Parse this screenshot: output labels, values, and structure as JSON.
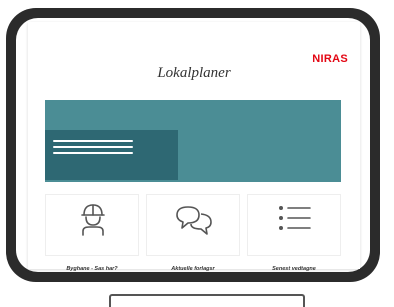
{
  "header": {
    "logo_text": "NIRAS",
    "title": "Lokalplaner"
  },
  "cards": [
    {
      "label": "Byghane - Sas har?",
      "icon": "worker-helmet-icon"
    },
    {
      "label": "Aktuelle forlagsr",
      "icon": "chat-bubbles-icon"
    },
    {
      "label": "Senest vedtagne",
      "icon": "list-icon"
    }
  ],
  "colors": {
    "brand_red": "#e30613",
    "hero_teal": "#4b8d95",
    "hero_panel": "#2e6873",
    "frame": "#2b2b2b"
  }
}
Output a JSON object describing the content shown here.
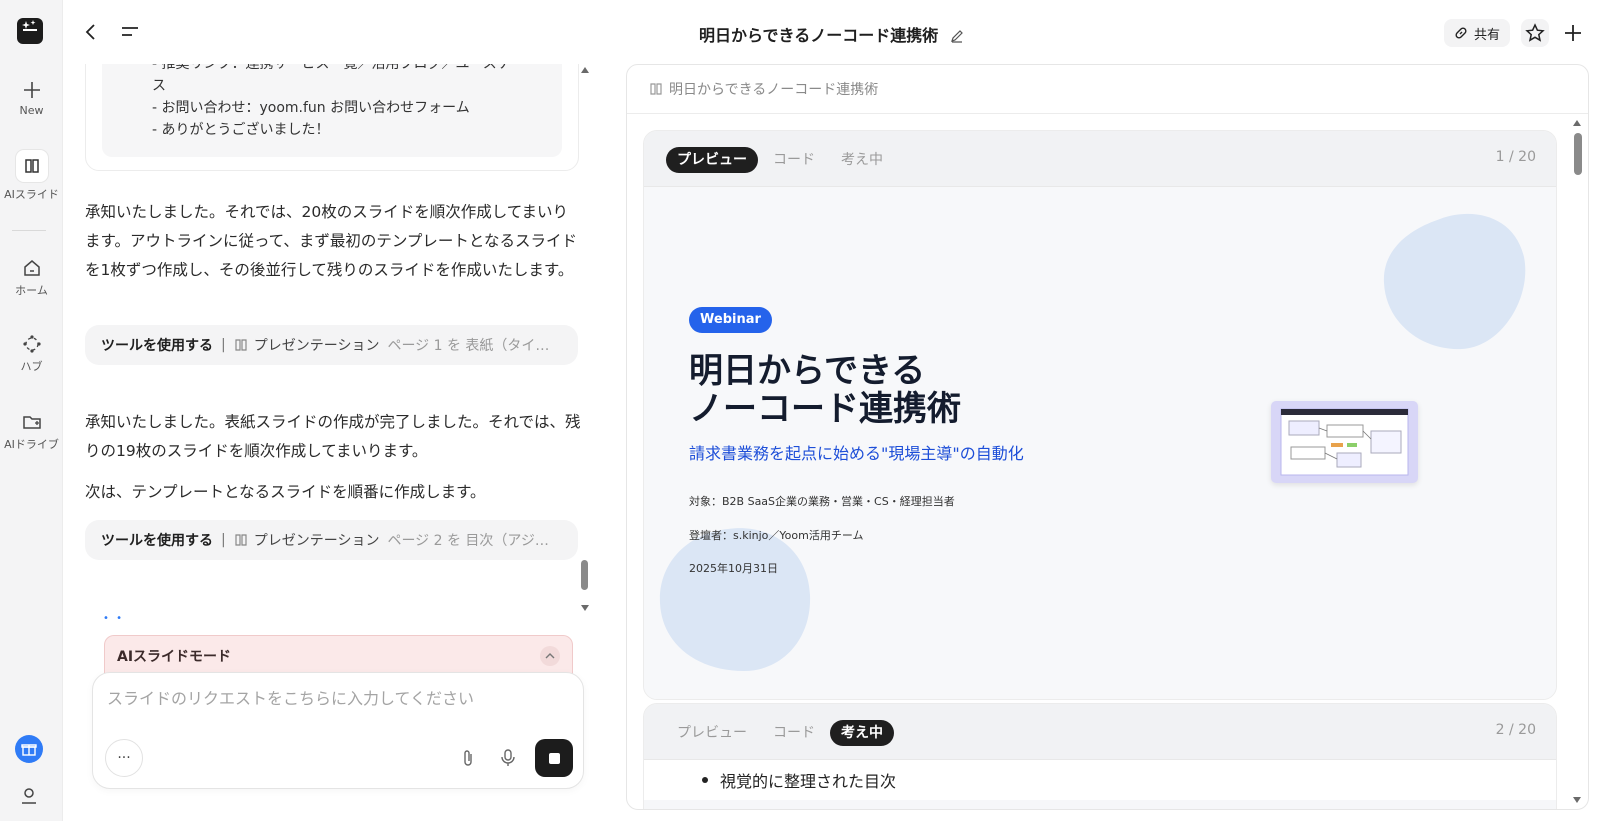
{
  "rail": {
    "new_label": "New",
    "ai_slide_label": "AIスライド",
    "home_label": "ホーム",
    "hub_label": "ハブ",
    "ai_drive_label": "AIドライブ"
  },
  "header": {
    "title": "明日からできるノーコード連携術",
    "share_label": "共有"
  },
  "chat": {
    "quote_lines": [
      "- 推奨リンク：連携サービス一覧／活用ブログ／ユースケー",
      "ス",
      "- お問い合わせ：yoom.fun お問い合わせフォーム",
      "- ありがとうございました！"
    ],
    "messages": [
      "承知いたしました。それでは、20枚のスライドを順次作成してまいります。アウトラインに従って、まず最初のテンプレートとなるスライドを1枚ずつ作成し、その後並行して残りのスライドを作成いたします。",
      "承知いたしました。表紙スライドの作成が完了しました。それでは、残りの19枚のスライドを順次作成してまいります。",
      "次は、テンプレートとなるスライドを順番に作成します。"
    ],
    "tool_calls": [
      {
        "action": "ツールを使用する",
        "tool": "プレゼンテーション",
        "detail": "ページ 1 を 表紙（タイ…"
      },
      {
        "action": "ツールを使用する",
        "tool": "プレゼンテーション",
        "detail": "ページ 2 を 目次（アジ…"
      }
    ],
    "mode_label": "AIスライドモード",
    "composer_placeholder": "スライドのリクエストをこちらに入力してください",
    "more_label": "···"
  },
  "preview": {
    "doc_name": "明日からできるノーコード連携術",
    "cards": [
      {
        "tabs": [
          "プレビュー",
          "コード",
          "考え中"
        ],
        "active_tab": "プレビュー",
        "page": "1 / 20",
        "slide": {
          "badge": "Webinar",
          "title_line1": "明日からできる",
          "title_line2": "ノーコード連携術",
          "subtitle": "請求書業務を起点に始める\"現場主導\"の自動化",
          "audience": "対象：B2B SaaS企業の業務・営業・CS・経理担当者",
          "presenter": "登壇者：s.kinjo／Yoom活用チーム",
          "date": "2025年10月31日"
        }
      },
      {
        "tabs": [
          "プレビュー",
          "コード",
          "考え中"
        ],
        "active_tab": "考え中",
        "page": "2 / 20",
        "bullet": "視覚的に整理された目次"
      }
    ]
  },
  "colors": {
    "accent_blue": "#2563eb",
    "slide_title": "#141c2e",
    "blob": "#dbe6f5",
    "mode_panel": "#fbe9e9"
  }
}
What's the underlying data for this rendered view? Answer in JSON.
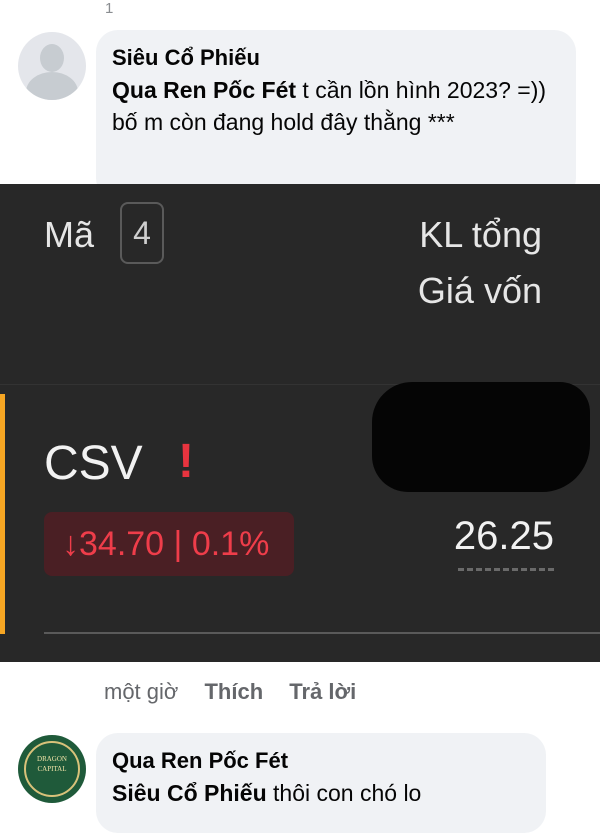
{
  "top_cutoff": "1",
  "comment1": {
    "author": "Siêu Cổ Phiếu",
    "mention": "Qua Ren Pốc Fét",
    "text": " t cần lồn hình 2023? =)) bố m còn đang hold đây thằng ***"
  },
  "embedded_screenshot": {
    "column_code_label": "Mã",
    "count_badge": "4",
    "column_volume_label": "KL tổng",
    "column_cost_label": "Giá vốn",
    "ticker": "CSV",
    "warning_symbol": "!",
    "change_arrow": "↓",
    "price": "34.70",
    "change_separator": " | ",
    "change_pct": "0.1%",
    "cost_price": "26.25"
  },
  "comment1_actions": {
    "time": "một giờ",
    "like": "Thích",
    "reply": "Trả lời"
  },
  "comment2": {
    "author": "Qua Ren Pốc Fét",
    "mention": "Siêu Cổ Phiếu",
    "text": " thôi con chó lo"
  },
  "logo_text": {
    "line1": "DRAGON",
    "line2": "CAPITAL"
  },
  "colors": {
    "bubble_bg": "#f0f2f5",
    "dark_bg": "#282828",
    "accent_bar": "#f6a623",
    "loss_red": "#ef3d4a",
    "meta_gray": "#65676b"
  }
}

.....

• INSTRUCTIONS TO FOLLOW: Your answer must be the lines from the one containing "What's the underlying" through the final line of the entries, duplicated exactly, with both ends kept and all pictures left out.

• ANSWER BELOW:
What's the underlying data for this rendered view? Answer in JSON.
{
  "top_cutoff": "1",
  "comment1": {
    "author": "Siêu Cổ Phiếu",
    "mention": "Qua Ren Pốc Fét",
    "text": " t cần lồn hình 2023? =)) bố m còn đang hold đây thằng ***"
  },
  "embedded_screenshot": {
    "column_code_label": "Mã",
    "count_badge": "4",
    "column_volume_label": "KL tổng",
    "column_cost_label": "Giá vốn",
    "ticker": "CSV",
    "warning_symbol": "!",
    "change_arrow": "↓",
    "price": "34.70",
    "change_separator": " | ",
    "change_pct": "0.1%",
    "cost_price": "26.25"
  },
  "comment1_actions": {
    "time": "một giờ",
    "like": "Thích",
    "reply": "Trả lời"
  },
  "comment2": {
    "author": "Qua Ren Pốc Fét",
    "mention": "Siêu Cổ Phiếu",
    "text": " thôi con chó lo"
  },
  "logo_text": {
    "line1": "DRAGON",
    "line2": "CAPITAL"
  },
  "colors": {
    "bubble_bg": "#f0f2f5",
    "dark_bg": "#282828",
    "accent_bar": "#f6a623",
    "loss_red": "#ef3d4a",
    "meta_gray": "#65676b"
  }
}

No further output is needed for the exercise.